The company said its UK operations raked in £36.9 million in revenue for the year to December 31, up 59% from £23.3 million a year earlier, according to accounts filed at Companies House.
Pre-tax profits surged 65% from £1.8 million to more than £3 million, while its tax bill rose from £410,000 to £551,000.
The company went from operating across 20 UK cities at the start of 2016 to around 40 by year-end and increased its average monthly employee base by 90% to around 199 staff.
The hiring spree was "mainly due to the increased demand for services during the year", Uber said.
Uber UK's employee total only accounts for marketing and support staff, as it controversially considers drivers independent contractors, despite widespread concerns about workers' rights.

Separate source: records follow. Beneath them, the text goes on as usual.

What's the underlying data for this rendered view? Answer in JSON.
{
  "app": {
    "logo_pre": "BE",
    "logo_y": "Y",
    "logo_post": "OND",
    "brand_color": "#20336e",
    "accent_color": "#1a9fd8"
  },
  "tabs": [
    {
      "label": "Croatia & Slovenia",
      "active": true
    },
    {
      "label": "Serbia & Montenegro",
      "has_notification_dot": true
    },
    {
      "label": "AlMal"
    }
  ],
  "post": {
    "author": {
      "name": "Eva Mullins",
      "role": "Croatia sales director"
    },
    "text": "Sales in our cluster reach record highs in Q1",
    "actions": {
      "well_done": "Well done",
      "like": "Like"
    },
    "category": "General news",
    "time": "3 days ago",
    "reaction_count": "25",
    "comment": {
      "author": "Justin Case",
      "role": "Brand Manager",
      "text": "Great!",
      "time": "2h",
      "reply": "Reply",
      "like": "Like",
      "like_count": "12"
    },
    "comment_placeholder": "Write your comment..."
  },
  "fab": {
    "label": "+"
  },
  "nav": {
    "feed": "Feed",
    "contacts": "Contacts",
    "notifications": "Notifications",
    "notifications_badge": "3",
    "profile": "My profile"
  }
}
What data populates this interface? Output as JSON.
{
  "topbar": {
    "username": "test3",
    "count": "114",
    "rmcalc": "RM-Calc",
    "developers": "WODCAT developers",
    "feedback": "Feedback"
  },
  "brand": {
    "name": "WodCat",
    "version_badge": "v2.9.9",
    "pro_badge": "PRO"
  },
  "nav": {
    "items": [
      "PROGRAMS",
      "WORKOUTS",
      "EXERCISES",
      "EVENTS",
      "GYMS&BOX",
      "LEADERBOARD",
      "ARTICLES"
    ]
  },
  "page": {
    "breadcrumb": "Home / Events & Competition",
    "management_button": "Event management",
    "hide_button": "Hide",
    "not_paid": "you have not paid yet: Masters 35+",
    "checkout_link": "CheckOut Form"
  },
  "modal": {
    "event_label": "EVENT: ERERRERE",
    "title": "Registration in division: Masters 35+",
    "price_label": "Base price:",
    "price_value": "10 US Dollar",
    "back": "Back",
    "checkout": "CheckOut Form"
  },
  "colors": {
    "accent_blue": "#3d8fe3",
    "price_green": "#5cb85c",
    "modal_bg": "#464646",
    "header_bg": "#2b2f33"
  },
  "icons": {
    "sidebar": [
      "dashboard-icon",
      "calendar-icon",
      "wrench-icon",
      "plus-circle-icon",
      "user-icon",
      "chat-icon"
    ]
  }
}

"We continue to invest in expanding our business in the UK," an Uber spokesman said.
"Uber is also creating many economic opportunities in every city we operate in.
"The vast majority of the revenue generated by our technology goes directly to drivers who use our app and so stays in the local economy."
The classification of its drivers is one of a number of hurdles Uber currently faces in the UK, having most recently lost its London licence.
Transport for London (TfL) refused to renew the firm's licence last month on the grounds of "public safety and security implications".
It raised concerns over Uber's approach to reporting serious criminal offences, how drivers' medical certificates are obtained, how criminal record checks are carried out, and its use of technology.
Uber has said it will appeal against the decision, though a filing will have to be made by October 13.
It can continue to operate in the capital throughout the appeals process, which will keep the service open for its 3.5 million passengers and 40,000 London drivers.
Chief executive Dara Khosrowshahi met with London's transport commissioner Mike Brown earlier this week, resulting in a discussion that both sides described as "constructive".
The talks were held following an approach from Uber and at Mayor Sadiq Khan's request.
Mr Khosrowshahi recently apologised for "the mistakes we've made" and accepted that the company had "got things wrong".
The company is currently on the hunt for a new UK chairman and is now looking for someone to fill a role left open after its head of northern European affairs Jo Bertram quit her post on Monday.